Wednesday, March 23, 2005

A question for the critics of the federal judge's (as upheld by the appeals court panel) decision to not order Schiavo's feeding tube to be reinserted. The judge ruled as he did because, in his view, the Schindlers had not established a "substantial likelihood of success" at trial on the merits of their arguments... My question: isn't that a pretty good standard for determining when to order injunctive relief that changes the status quo?

If judges were obligated to maintain the status quo until after he had heard arguments - on whatever it is that is being argued - then those advocating for the status quo have the ability to forever prevent action from being taken.
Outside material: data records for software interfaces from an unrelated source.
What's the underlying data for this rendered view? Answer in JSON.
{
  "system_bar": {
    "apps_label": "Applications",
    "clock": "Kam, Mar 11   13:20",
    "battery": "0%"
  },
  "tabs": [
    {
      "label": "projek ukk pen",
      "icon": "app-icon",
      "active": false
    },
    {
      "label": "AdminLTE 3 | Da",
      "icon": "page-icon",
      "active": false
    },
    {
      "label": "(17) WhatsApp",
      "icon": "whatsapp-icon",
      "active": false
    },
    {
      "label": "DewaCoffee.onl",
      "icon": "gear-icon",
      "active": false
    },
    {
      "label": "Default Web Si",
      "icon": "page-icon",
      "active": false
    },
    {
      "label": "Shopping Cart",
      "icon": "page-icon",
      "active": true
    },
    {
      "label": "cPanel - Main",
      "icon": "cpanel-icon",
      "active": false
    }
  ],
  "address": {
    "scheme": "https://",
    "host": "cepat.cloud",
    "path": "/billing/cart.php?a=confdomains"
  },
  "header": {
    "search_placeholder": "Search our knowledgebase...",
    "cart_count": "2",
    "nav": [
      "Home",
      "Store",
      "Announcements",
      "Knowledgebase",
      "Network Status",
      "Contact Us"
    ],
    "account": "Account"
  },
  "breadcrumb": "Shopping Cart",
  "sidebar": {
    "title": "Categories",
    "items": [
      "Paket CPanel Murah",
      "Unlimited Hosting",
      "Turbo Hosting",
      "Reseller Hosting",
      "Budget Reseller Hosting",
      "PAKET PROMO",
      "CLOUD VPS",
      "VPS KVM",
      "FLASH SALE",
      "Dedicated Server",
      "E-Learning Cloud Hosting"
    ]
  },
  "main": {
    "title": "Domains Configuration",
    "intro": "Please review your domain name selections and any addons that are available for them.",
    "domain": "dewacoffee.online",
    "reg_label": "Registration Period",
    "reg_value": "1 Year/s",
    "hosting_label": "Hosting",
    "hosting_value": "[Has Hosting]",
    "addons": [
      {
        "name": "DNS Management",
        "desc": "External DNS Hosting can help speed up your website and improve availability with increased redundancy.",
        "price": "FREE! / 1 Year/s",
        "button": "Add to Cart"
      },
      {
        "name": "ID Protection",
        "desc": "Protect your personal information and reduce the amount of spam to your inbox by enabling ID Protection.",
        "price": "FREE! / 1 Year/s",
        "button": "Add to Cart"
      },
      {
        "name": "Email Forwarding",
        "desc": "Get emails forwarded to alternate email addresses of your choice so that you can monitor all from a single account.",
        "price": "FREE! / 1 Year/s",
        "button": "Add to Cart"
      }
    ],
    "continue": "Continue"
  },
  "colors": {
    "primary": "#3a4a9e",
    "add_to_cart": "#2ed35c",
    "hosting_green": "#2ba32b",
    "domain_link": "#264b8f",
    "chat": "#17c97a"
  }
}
Take for example, the death penalty - without such a standard, opponents could continually delay executions by filing one request for injunctive relief after another.. it wouldn't matter how frivolous the arguments were, the judge would have to grant until after he had heard arguments and ruled... after which, of course, death penalty opponents would merely file another request for injunctive relief, which would trigger another round and another round and another round. Environmentalists could forever stall development by filing one objection after after another. Those objecting to Verizon's purchase of MCI could forever keep that from happening.. just by filing one claim after another. Heck, without such a standard, George Bush couldn't have been inaugurated until after the courts had heard and ruled on all the various lawsuits that had been filed... is this really what we're looking for?